- Fallout 3
- Rock Band
- Euro Truck Simulator 2
- The Sims*
I can now add Dusk to that list. I could play this for hours at a time.
*The Sims is…special. I will spend three hours making a family, but as soon as I’m tasked with building them a house, I “nope” outta there to go make a new family. I’m one of those Sims players.
This is super interesting, holy cow.
Man, I wish Pokemon Go had been able to read your phone’s health app data from the very start, because now I’m getting these kind of results:
Which is great for hatching eggs and acquiring buddy candy.
Edit: prof, u ok?
HAHAHA, oh my god.
“Put ‘em in the Fun Pit.”
“Go back to Thanos. See what he’s up to. Oh, he’s playin’ football!”
I like to think this is how they storyboarded Infinity War.
I FORGOT TO MENTION THIS, TOO
So when we were in Spokane, we also happened upon this:
This is Mille Bornes, a game that we used to play with my grandma and grandpa back when I was in like 4th grade or so.
The box is all updated and modern, but the cards are the same “old” style. They just don’t have the French on them anymore.
Basically it’s like a card racing game: you want to be the first to get to 200 miles. You get certain distance/mileage cards, hazard cards to give to others, and safety cards to protect against hazard cards or to undo their effects.
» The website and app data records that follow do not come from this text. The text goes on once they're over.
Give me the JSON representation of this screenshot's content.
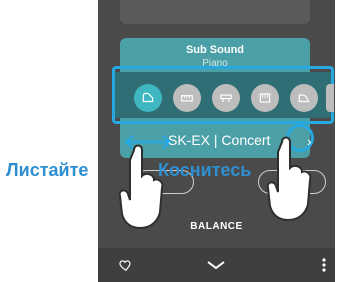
{
  "app": {
    "subsound_title": "Sub Sound",
    "subsound_subtitle": "Piano",
    "sound_name": "SK-EX | Concert",
    "balance_label": "BALANCE"
  },
  "labels": {
    "scroll": "Листайте",
    "tap": "Коснитесь"
  },
  "icons": [
    "grand-piano-icon",
    "upright-keys-icon",
    "electric-piano-icon",
    "organ-icon",
    "harpsichord-icon",
    "partial-icon"
  ],
  "colors": {
    "teal": "#4aa0a6",
    "accent_blue": "#27a8df",
    "label_blue": "#2f8fd1"
  }
}
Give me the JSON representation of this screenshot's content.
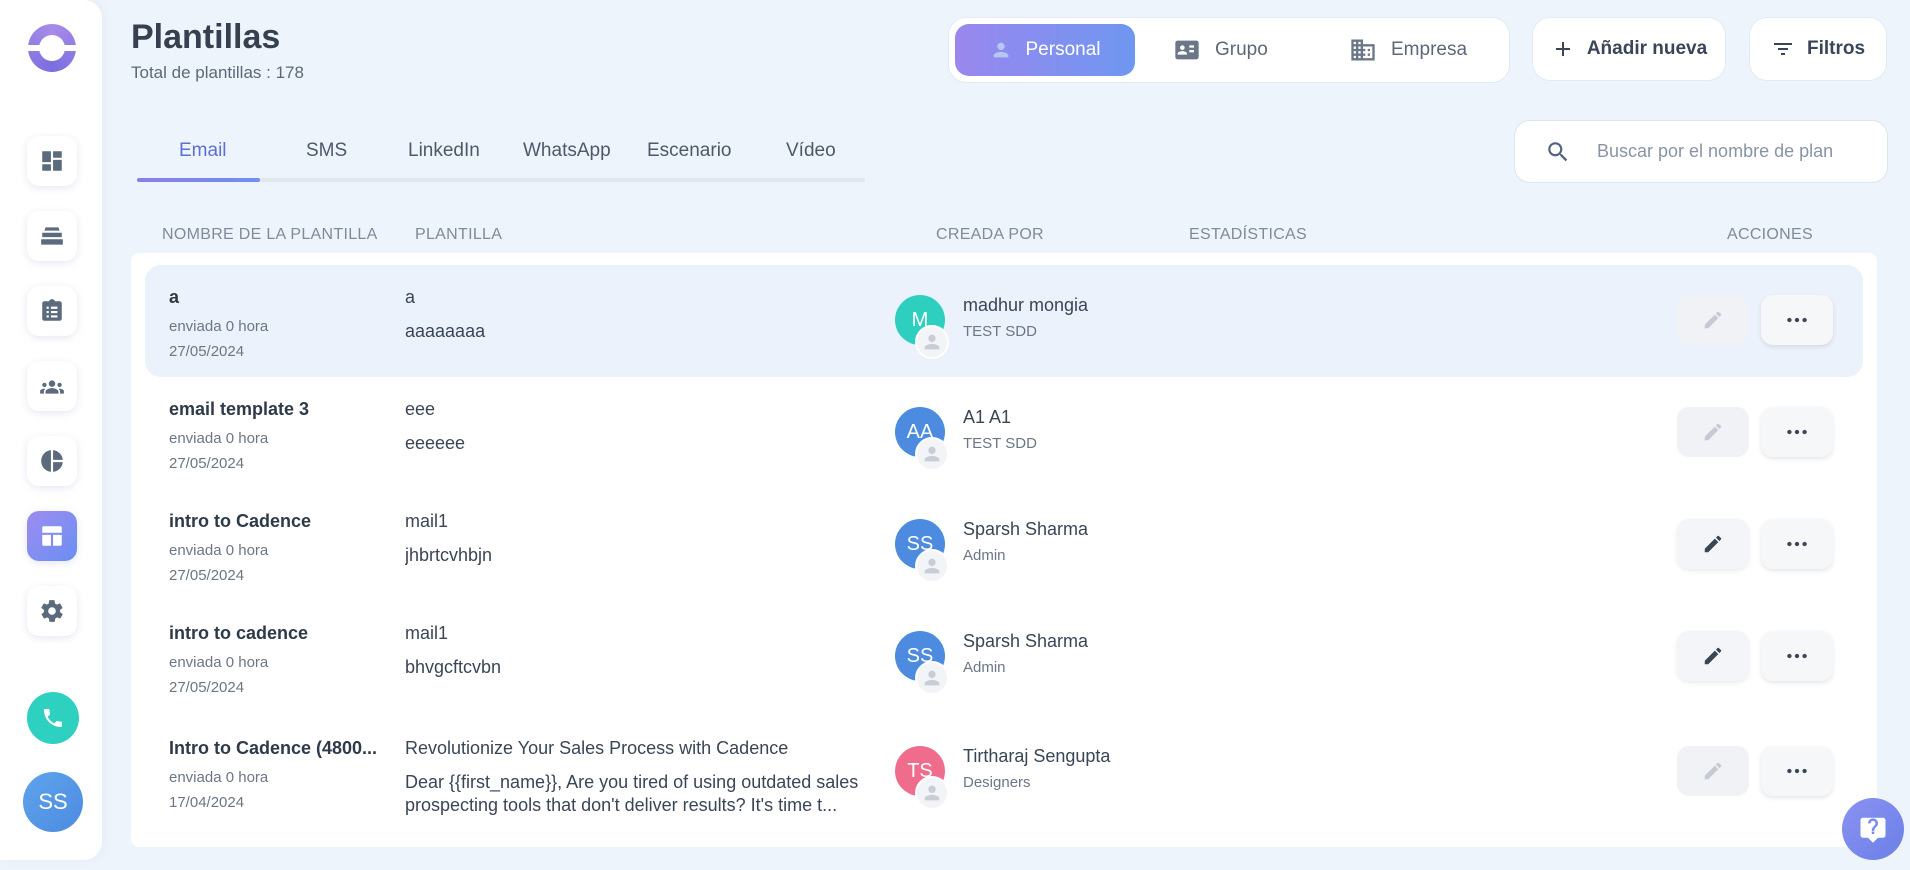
{
  "header": {
    "title": "Plantillas",
    "subtitle": "Total de plantillas : 178"
  },
  "scope": {
    "personal": "Personal",
    "group": "Grupo",
    "company": "Empresa"
  },
  "actions": {
    "add_new": "Añadir nueva",
    "filters": "Filtros"
  },
  "tabs": [
    "Email",
    "SMS",
    "LinkedIn",
    "WhatsApp",
    "Escenario",
    "Vídeo"
  ],
  "search": {
    "placeholder": "Buscar por el nombre de plan"
  },
  "table": {
    "columns": {
      "name": "NOMBRE DE LA PLANTILLA",
      "template": "PLANTILLA",
      "created_by": "CREADA POR",
      "stats": "ESTADÍSTICAS",
      "actions": "ACCIONES"
    },
    "rows": [
      {
        "name": "a",
        "meta": "enviada 0 hora",
        "date": "27/05/2024",
        "subject": "a",
        "body": "aaaaaaaa",
        "initials": "M",
        "creator": "madhur mongia",
        "role": "TEST SDD",
        "avatar_color": "#2fcfbf",
        "editable": false
      },
      {
        "name": "email template 3",
        "meta": "enviada 0 hora",
        "date": "27/05/2024",
        "subject": "eee",
        "body": "eeeeee",
        "initials": "AA",
        "creator": "A1 A1",
        "role": "TEST SDD",
        "avatar_color": "#4d8be0",
        "editable": false
      },
      {
        "name": "intro to Cadence",
        "meta": "enviada 0 hora",
        "date": "27/05/2024",
        "subject": "mail1",
        "body": "jhbrtcvhbjn",
        "initials": "SS",
        "creator": "Sparsh Sharma",
        "role": "Admin",
        "avatar_color": "#4d8be0",
        "editable": true
      },
      {
        "name": "intro to cadence",
        "meta": "enviada 0 hora",
        "date": "27/05/2024",
        "subject": "mail1",
        "body": "bhvgcftcvbn",
        "initials": "SS",
        "creator": "Sparsh Sharma",
        "role": "Admin",
        "avatar_color": "#4d8be0",
        "editable": true
      },
      {
        "name": "Intro to Cadence (4800...",
        "meta": "enviada 0 hora",
        "date": "17/04/2024",
        "subject": "Revolutionize Your Sales Process with Cadence",
        "body": "Dear {{first_name}},   Are you tired of using outdated sales prospecting tools that don't deliver results? It's time t...",
        "initials": "TS",
        "creator": "Tirtharaj Sengupta",
        "role": "Designers",
        "avatar_color": "#f06c8c",
        "editable": false
      }
    ]
  },
  "user": {
    "initials": "SS"
  },
  "icons": {
    "sidebar": [
      "dashboard-icon",
      "inbox-stack-icon",
      "clipboard-icon",
      "people-icon",
      "pie-chart-icon",
      "templates-icon",
      "gear-icon"
    ],
    "phone": "phone-icon",
    "help": "help-chat-icon"
  }
}
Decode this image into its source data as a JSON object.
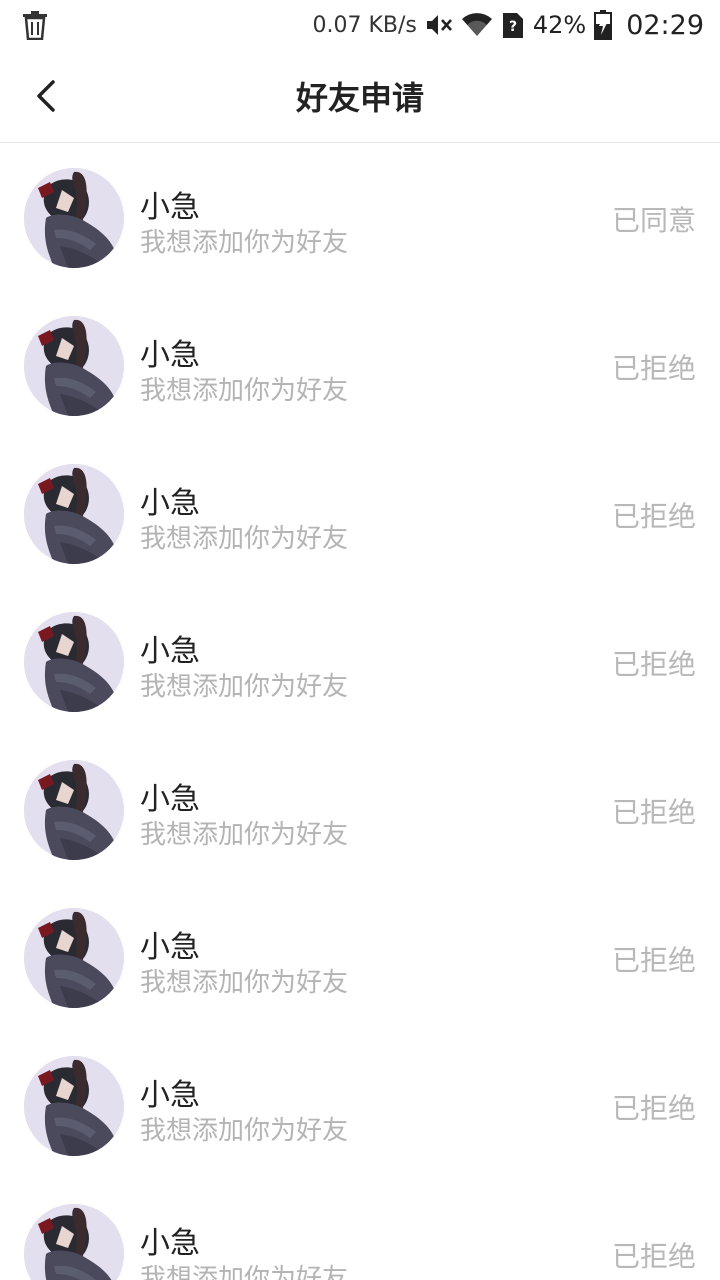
{
  "status_bar": {
    "net_speed": "0.07 KB/s",
    "battery": "42%",
    "time": "02:29",
    "icons": [
      "trash-icon",
      "mute-icon",
      "wifi-icon",
      "sim-unknown-icon",
      "battery-charging-icon"
    ]
  },
  "header": {
    "title": "好友申请",
    "back_icon": "chevron-left-icon"
  },
  "requests": [
    {
      "name": "小急",
      "message": "我想添加你为好友",
      "status": "已同意"
    },
    {
      "name": "小急",
      "message": "我想添加你为好友",
      "status": "已拒绝"
    },
    {
      "name": "小急",
      "message": "我想添加你为好友",
      "status": "已拒绝"
    },
    {
      "name": "小急",
      "message": "我想添加你为好友",
      "status": "已拒绝"
    },
    {
      "name": "小急",
      "message": "我想添加你为好友",
      "status": "已拒绝"
    },
    {
      "name": "小急",
      "message": "我想添加你为好友",
      "status": "已拒绝"
    },
    {
      "name": "小急",
      "message": "我想添加你为好友",
      "status": "已拒绝"
    },
    {
      "name": "小急",
      "message": "我想添加你为好友",
      "status": "已拒绝"
    }
  ],
  "colors": {
    "avatar_bg": "#e3dfee",
    "status_text": "#b8b8b8",
    "message_text": "#b4b4b4"
  }
}
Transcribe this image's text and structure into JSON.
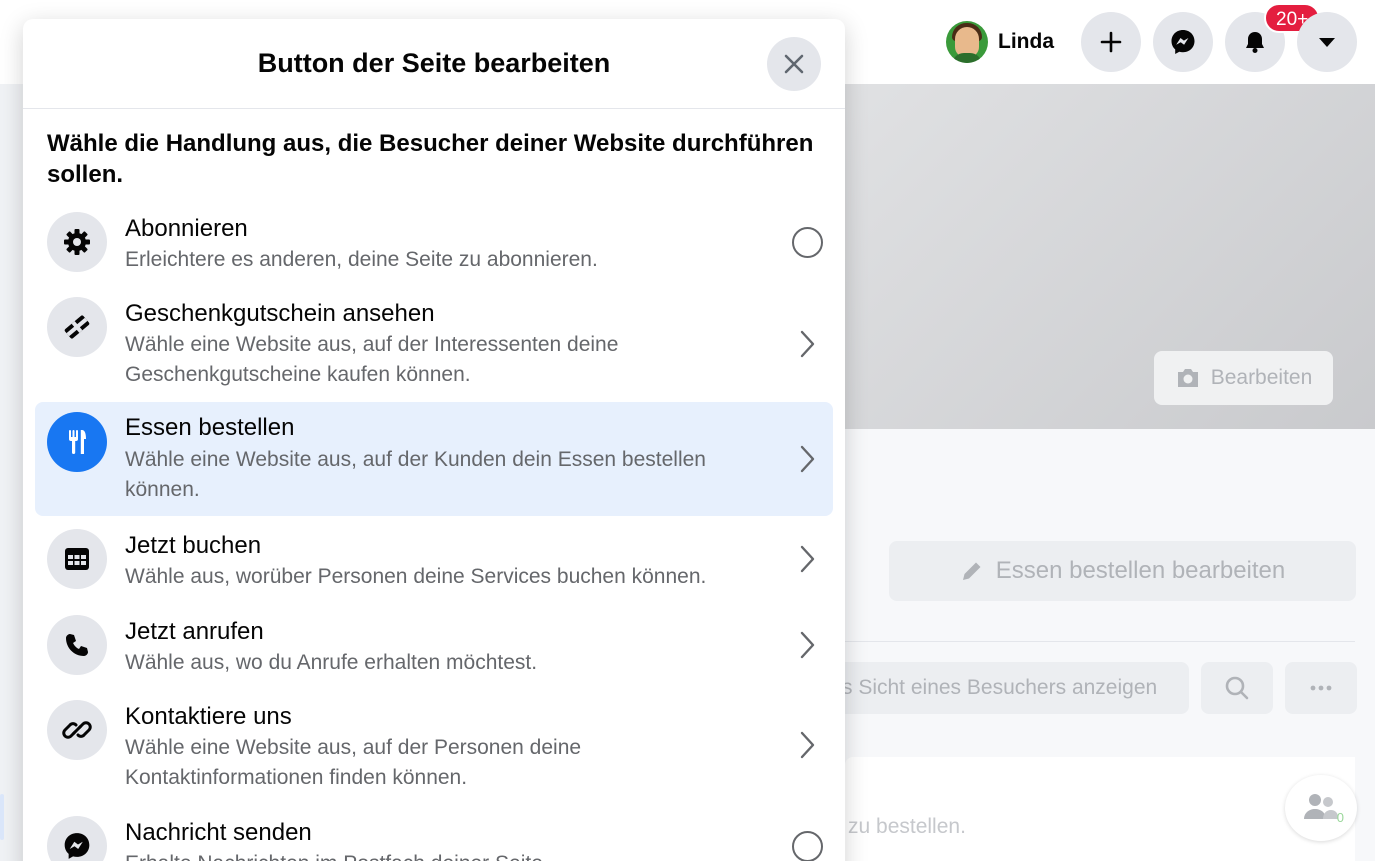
{
  "topbar": {
    "profile_name": "Linda",
    "notifications_badge": "20+",
    "icons": [
      "plus-icon",
      "messenger-icon",
      "bell-icon",
      "caret-down-icon"
    ]
  },
  "background": {
    "cover_edit_label": "Bearbeiten",
    "cta_edit_label": "Essen bestellen bearbeiten",
    "visitor_view_label": "s Sicht eines Besuchers anzeigen",
    "order_hint": "zu bestellen.",
    "people_count": "0"
  },
  "modal": {
    "title": "Button der Seite bearbeiten",
    "question": "Wähle die Handlung aus, die Besucher deiner Website durchführen sollen.",
    "options": [
      {
        "title": "Abonnieren",
        "description": "Erleichtere es anderen, deine Seite zu abonnieren.",
        "icon": "gear-icon",
        "control": "radio"
      },
      {
        "title": "Geschenkgutschein ansehen",
        "description": "Wähle eine Website aus, auf der Interessenten deine Geschenkgutscheine kaufen können.",
        "icon": "gift-card-icon",
        "control": "chevron"
      },
      {
        "title": "Essen bestellen",
        "description": "Wähle eine Website aus, auf der Kunden dein Essen bestellen können.",
        "icon": "fork-knife-icon",
        "control": "chevron",
        "selected": true
      },
      {
        "title": "Jetzt buchen",
        "description": "Wähle aus, worüber Personen deine Services buchen können.",
        "icon": "calendar-icon",
        "control": "chevron"
      },
      {
        "title": "Jetzt anrufen",
        "description": "Wähle aus, wo du Anrufe erhalten möchtest.",
        "icon": "phone-icon",
        "control": "chevron"
      },
      {
        "title": "Kontaktiere uns",
        "description": "Wähle eine Website aus, auf der Personen deine Kontaktinformationen finden können.",
        "icon": "link-icon",
        "control": "chevron"
      },
      {
        "title": "Nachricht senden",
        "description": "Erhalte Nachrichten im Postfach deiner Seite",
        "icon": "messenger-icon",
        "control": "radio"
      }
    ]
  },
  "colors": {
    "accent": "#1877f2",
    "selected_bg": "#e7f0fd",
    "badge": "#e41e3f",
    "secondary_text": "#65676b"
  }
}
I remember it being very fun. If you ever see it, you should get it and try it!